Well-designed parks? Check.
Historic preservation combined with support for innovative architecture? Check.
Covered markets all over the city? Check. Check.
Neighborhood libraries and community centers within walking distance for almost every citizen? Check.
Separate bike lanes? Check.
Barcelona has all that, and now the best-designed city in the world is going one step further: Building on the achievements of more than two decades of intelligent planning, the city is layering on amenities most cities can’t even dream of. Some are snazzy, like free Wifi access points in public spaces (built into compact cylinders attached to gorgeous LED lighting poles, of course, and combined with security cameras). Others are even more innovative and even charming Signage on the sidewalks that help kids get to their schools without needing to be accompanied, and city-sponsored social networks that connect older people both to caregivers, family, and neighbors, are among my favorites.
All of this did not come out of nowhere. After the death of General Franco in 1975, and the advent of democracy with the Spanish Constitution of 1978, Barcelona used its new freedom and age-old wealth to make massive investments in infrastructure. The 1992 Summer Olympics were the excuse for new roads and public facilities, but also for networks of parks and the reconnection of the city to its harbor and seaside.
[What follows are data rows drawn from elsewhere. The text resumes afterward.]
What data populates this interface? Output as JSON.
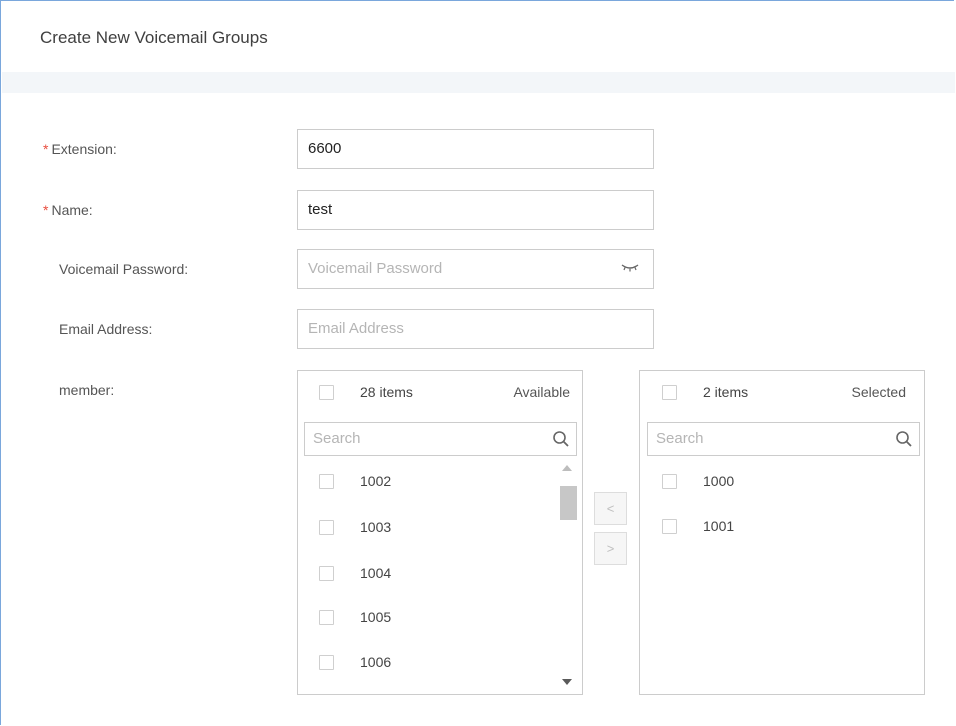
{
  "header": {
    "title": "Create New Voicemail Groups"
  },
  "form": {
    "extension": {
      "required_mark": "*",
      "label": "Extension:",
      "value": "6600"
    },
    "name": {
      "required_mark": "*",
      "label": "Name:",
      "value": "test"
    },
    "voicemail_password": {
      "label": "Voicemail Password:",
      "value": "",
      "placeholder": "Voicemail Password",
      "icon": "eye-closed-icon"
    },
    "email_address": {
      "label": "Email Address:",
      "value": "",
      "placeholder": "Email Address"
    },
    "member": {
      "label": "member:"
    }
  },
  "available": {
    "count": "28 items",
    "title": "Available",
    "search_placeholder": "Search",
    "items": [
      "1002",
      "1003",
      "1004",
      "1005",
      "1006"
    ]
  },
  "selected": {
    "count": "2 items",
    "title": "Selected",
    "search_placeholder": "Search",
    "items": [
      "1000",
      "1001"
    ]
  },
  "transfer": {
    "left_label": "<",
    "right_label": ">"
  },
  "colors": {
    "required": "#e84c3d",
    "frame_border": "#7aa7dc",
    "band": "#f3f6f9"
  }
}
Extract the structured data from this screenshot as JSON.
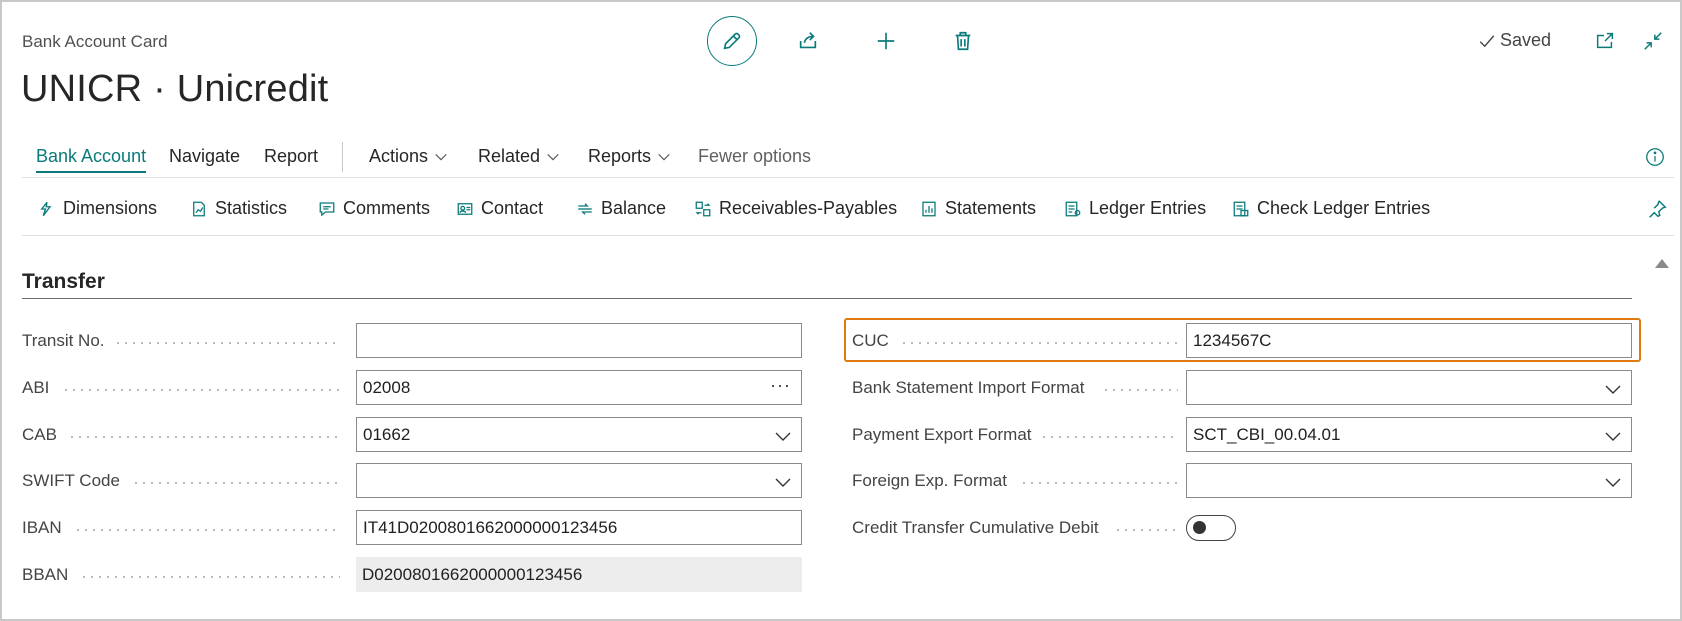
{
  "header": {
    "caption": "Bank Account Card",
    "title": "UNICR · Unicredit",
    "saved_label": "Saved"
  },
  "toolbar_icons": [
    "edit-pencil-icon",
    "share-icon",
    "add-icon",
    "delete-icon"
  ],
  "menu": {
    "items": [
      {
        "label": "Bank Account",
        "active": true
      },
      {
        "label": "Navigate"
      },
      {
        "label": "Report"
      }
    ],
    "dropdowns": [
      {
        "label": "Actions"
      },
      {
        "label": "Related"
      },
      {
        "label": "Reports"
      }
    ],
    "fewer_options": "Fewer options"
  },
  "actions": [
    {
      "label": "Dimensions",
      "icon": "dimensions-icon"
    },
    {
      "label": "Statistics",
      "icon": "statistics-icon"
    },
    {
      "label": "Comments",
      "icon": "comments-icon"
    },
    {
      "label": "Contact",
      "icon": "contact-icon"
    },
    {
      "label": "Balance",
      "icon": "balance-icon"
    },
    {
      "label": "Receivables-Payables",
      "icon": "receivables-payables-icon"
    },
    {
      "label": "Statements",
      "icon": "statements-icon"
    },
    {
      "label": "Ledger Entries",
      "icon": "ledger-entries-icon"
    },
    {
      "label": "Check Ledger Entries",
      "icon": "check-ledger-entries-icon"
    }
  ],
  "section": {
    "title": "Transfer",
    "left_fields": [
      {
        "label": "Transit No.",
        "value": ""
      },
      {
        "label": "ABI",
        "value": "02008"
      },
      {
        "label": "CAB",
        "value": "01662"
      },
      {
        "label": "SWIFT Code",
        "value": ""
      },
      {
        "label": "IBAN",
        "value": "IT41D0200801662000000123456"
      },
      {
        "label": "BBAN",
        "value": "D0200801662000000123456"
      }
    ],
    "right_fields": [
      {
        "label": "CUC",
        "value": "1234567C"
      },
      {
        "label": "Bank Statement Import Format",
        "value": ""
      },
      {
        "label": "Payment Export Format",
        "value": "SCT_CBI_00.04.01"
      },
      {
        "label": "Foreign Exp. Format",
        "value": ""
      },
      {
        "label": "Credit Transfer Cumulative Debit",
        "value": ""
      }
    ],
    "toggle_on": false
  },
  "colors": {
    "accent": "#0a7a7a",
    "highlight": "#e07a10"
  }
}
The improvements were largely made on basis of maps and studies that layered familiar street patterns on top of information about watershed, geology, and climate and vegetation patterns on top. They were largely commissioned by the local association of architects and published in its magazine, Quaderns. This let the City identify places where it could bundle parks with public transportation, community facilities, and roads. It helped define neighborhood boundaries, strengths, and opportunities, based on both natural and human-made characteristics.
During my visit, for example, I took a subway to one of Barcelona’s northern residential areas, and found myself emerging in a park built into a hillside overlooking the course of one of the old streams running from the hills to the north. I then used a clever combination of bridges and escalators to both enjoy the views and gain access to local transportation.
Barcelona’s current chief architect (yes, there is such a position—not a bad idea for any city) wants to build on the big improvements by looking into the city’s grain. Vicente Guallart and his team have spearheaded some of the initiatives I mentioned above, while inheriting others, but they also have bolder plans. Surveying the “spaghetti bowl” of bus lines, they are reforming them into a grid of north-south and east-west lines that run every three blocks. Their aim is to make most of the city accessible with only one transfer. They also want to make the roads in between these arteries pedestrian.
They base their plans on a new set of maps, which takes the ones produced in the 1980s for Quaderns by Ignasi de Sola-Morales as a base, but then go into each neighborhood and identify where there are existing amenities, from public transportation to libraries to day care, within walking distance, thus revealing patterns and gaps they feel need to be filled.
Guallart is not only interested in the fine grain. He has a particular concern for those areas on the city’s periphery where the less wealthy, including many immigrants live. There he is improving parks and suggesting more amenities, but he has also sponsored a design composition among five local architecture schools to renovate an area of self-built and illegal homes not by tearing them down, but by helping to fix them up and regularize them.
I have been coming to Barcelona for over three decades, and keep writing about its urban design innovations. I continue to be astounded both by how well the city works and how beautiful its design is, on every level. Certainly there have been mistakes, such as the attempt to turn an area on the city’s eastern edge, Diagonal del Mar, into a business center anchored by a giant event space, a shopping mall, and a convention center. It doesn’t work and most of it is ugly. But, on the whole, the city seems to have done just about everything right.
All of this costs money, and I wonder why Barcelona can do this, while so many other cities founder. Guallart claims that the city’s population density gives it an advantage because it concentrates the tax base, but it seems to me that the City just doesn’t waste money and invests smartly. It is a living example that it does not necessarily cost more to design well.
Guallart, who fill finish his term in six months, is a passionate proselytizer for an urbanism grounded in a thoroughly analysis of existing conditions and dedicated to the idea that the best urban plans come from an understanding of and attempt to improve the daily rituals and patterns of life of the city’s citizens. Certainly we can all learn from Barcelona’s achievements and ambitions.
Aaron Betsky is a regularly featured columnist whose stories appear on this website each week. His views and conclusions are not necessarily those of ARCHITECT magazine nor of the American Institute of Architects.